Figure 2 analyzes the dimensions of the economy and the environment.
The Chinese and U.S. cities are found in the upper left of the graph. These cities stand out because they perform well in the area of the economy but poorly in the environment. The cities in the upper right show good performance in both the economy and the environment. This group includes a large number of European cities, such as Stockholm, Copenhagen, Oslo, Göteborg, Reykjavik and Zurich, as well as Asian cities such as Tokyo and Seoul and some from Oceania such as Wellington, Auckland and Sydney. Some of the “smallest cities,” such as Reykjavik and Wellington, also stand out in this group. In the lower left corner, there are cities with a poor performance in both dimensions, such as Lagos, Jakarta, Cairo and Johannesburg. A conclusion could be drawn that a high degree of economic development is often related to poor performance in the environmental field if cities do not take ecological criteria into account during that development.
Lastly, Figure 3 shows the dimensions of mobility and transportation and the environment.

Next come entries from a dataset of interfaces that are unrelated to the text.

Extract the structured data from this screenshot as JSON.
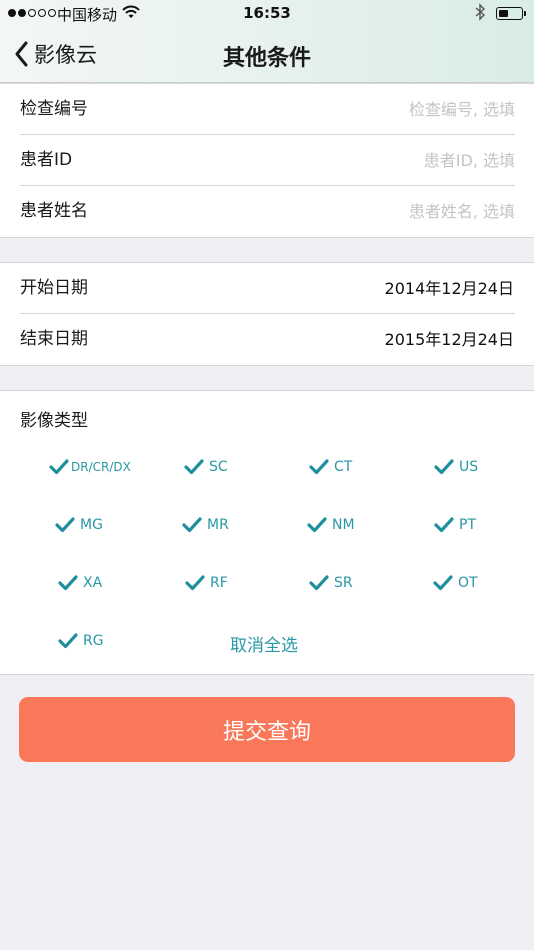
{
  "status_bar": {
    "carrier": "中国移动",
    "time": "16:53"
  },
  "nav": {
    "back_label": "影像云",
    "title": "其他条件"
  },
  "fields": [
    {
      "label": "检查编号",
      "placeholder": "检查编号, 选填"
    },
    {
      "label": "患者ID",
      "placeholder": "患者ID, 选填"
    },
    {
      "label": "患者姓名",
      "placeholder": "患者姓名, 选填"
    }
  ],
  "dates": [
    {
      "label": "开始日期",
      "value": "2014年12月24日"
    },
    {
      "label": "结束日期",
      "value": "2015年12月24日"
    }
  ],
  "image_types": {
    "title": "影像类型",
    "options": [
      {
        "label": "DR/CR/DX",
        "checked": true
      },
      {
        "label": "SC",
        "checked": true
      },
      {
        "label": "CT",
        "checked": true
      },
      {
        "label": "US",
        "checked": true
      },
      {
        "label": "MG",
        "checked": true
      },
      {
        "label": "MR",
        "checked": true
      },
      {
        "label": "NM",
        "checked": true
      },
      {
        "label": "PT",
        "checked": true
      },
      {
        "label": "XA",
        "checked": true
      },
      {
        "label": "RF",
        "checked": true
      },
      {
        "label": "SR",
        "checked": true
      },
      {
        "label": "OT",
        "checked": true
      },
      {
        "label": "RG",
        "checked": true
      }
    ],
    "deselect_all": "取消全选"
  },
  "submit_label": "提交查询",
  "colors": {
    "accent": "#2a97a5",
    "submit": "#f97859",
    "background": "#efeff4"
  }
}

Here we see at the top of the graph that the “smallest” and “small” cities perform well in mobility and transportation. Some of them also demonstrate good performance in the environment, as is the case with Reykjavik and Wellington. The upper left of the graph shows cities that perform well in mobility and transportation but poorly in the environment dimension. Here we find the Chinese “megacities” and some North American ones such as Phoenix. The upper right-hand side shows the cities that perform well in both dimensions. The smallest cities – such as Basel, Reykjavik, Wellington, Geneva and Bern – are mostly located here. The lower left shows the cities with low degrees of development in mobility and transportation and also in the environment, including cities such as Manila, Mumbai, Nairobi and Kolkata. Finally, the lower right-hand side shows the cities that have a high degree of environmental development but a poor performance in mobility and transportation. In this group we find cities from Central and South America, such as Montevideo, Santa Cruz, San José and Guatemala, as well as cities in the Middle East, such as Jerusalem and Tel Aviv.
Preparing the Transformation
Urban managers face significant obstacles – such as mobility, aging populations, increases in inequality, poverty, pollution, among others – to make our cities better environments in which to live, work and enjoy life. The scope and magnitude of these challenges demonstrate the need for the world’s cities to undertake a strategic review process. City leaders need to take a holistic approach and to adopt a long-term perspective to carry out the necessary transformations, since changes tend to be slow.
We recommend always starting with a proper diagnosis of the situation, establishing strategic priorities and defining the type of city they want to be. In this regard, the CIMI can be used as a diagnostic tool to carry out a first assessment of the current status of the city in the different dimensions of our model. The CIMI allows a quick X-ray to be taken of the cities, identifying their strengths and pointing out places where there is room for improvement.
Moreover, the benchmark can be the beginning of change. The ability to compare 165 cities across nine different dimensions allows us to identify those that perform best in the different areas of the city. It can help city managers understand the situation and how they can better manage urban systems Therefore, it should serve as a source of inspiration rather than as a road map for action. This report is our humble contribution to advancing this process.
You can download the full report here: IESE Cities in Motion Index 2018.